◆ Work instruction
Filter the listing below, copying every line in which the word "text" appears.

◆ The data

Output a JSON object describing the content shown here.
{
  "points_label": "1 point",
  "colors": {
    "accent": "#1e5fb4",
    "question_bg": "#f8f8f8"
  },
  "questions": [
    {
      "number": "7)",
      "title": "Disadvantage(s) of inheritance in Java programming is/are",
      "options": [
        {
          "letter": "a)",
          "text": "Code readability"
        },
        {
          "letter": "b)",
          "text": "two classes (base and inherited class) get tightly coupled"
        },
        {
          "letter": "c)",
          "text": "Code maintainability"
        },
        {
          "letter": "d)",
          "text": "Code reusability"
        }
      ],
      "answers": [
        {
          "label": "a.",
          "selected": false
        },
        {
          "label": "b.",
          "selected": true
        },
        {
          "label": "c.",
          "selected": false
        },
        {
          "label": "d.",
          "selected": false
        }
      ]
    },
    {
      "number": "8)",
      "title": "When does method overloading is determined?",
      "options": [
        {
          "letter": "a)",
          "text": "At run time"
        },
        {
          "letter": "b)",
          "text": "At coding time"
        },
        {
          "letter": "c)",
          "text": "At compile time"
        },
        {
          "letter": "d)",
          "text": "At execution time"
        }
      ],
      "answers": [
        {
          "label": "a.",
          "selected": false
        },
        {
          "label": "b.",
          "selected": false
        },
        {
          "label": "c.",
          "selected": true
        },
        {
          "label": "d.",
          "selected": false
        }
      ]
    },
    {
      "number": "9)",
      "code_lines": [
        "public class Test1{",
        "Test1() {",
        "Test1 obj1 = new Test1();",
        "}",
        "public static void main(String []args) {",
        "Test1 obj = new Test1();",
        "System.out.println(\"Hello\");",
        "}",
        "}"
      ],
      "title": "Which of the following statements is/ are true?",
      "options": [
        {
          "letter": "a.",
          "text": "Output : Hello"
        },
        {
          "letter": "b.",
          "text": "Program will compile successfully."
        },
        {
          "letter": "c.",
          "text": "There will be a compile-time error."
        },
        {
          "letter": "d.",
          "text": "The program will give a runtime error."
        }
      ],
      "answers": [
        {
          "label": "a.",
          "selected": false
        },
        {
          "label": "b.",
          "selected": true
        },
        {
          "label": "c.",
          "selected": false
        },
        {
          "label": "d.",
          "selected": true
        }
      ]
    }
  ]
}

◆ Response to the task
          "text": "Code readability"
          "text": "two classes (base and inherited class) get tightly coupled"
          "text": "Code maintainability"
          "text": "Code reusability"
          "text": "At run time"
          "text": "At coding time"
          "text": "At compile time"
          "text": "At execution time"
          "text": "Output : Hello"
          "text": "Program will compile successfully."
          "text": "There will be a compile-time error."
          "text": "The program will give a runtime error."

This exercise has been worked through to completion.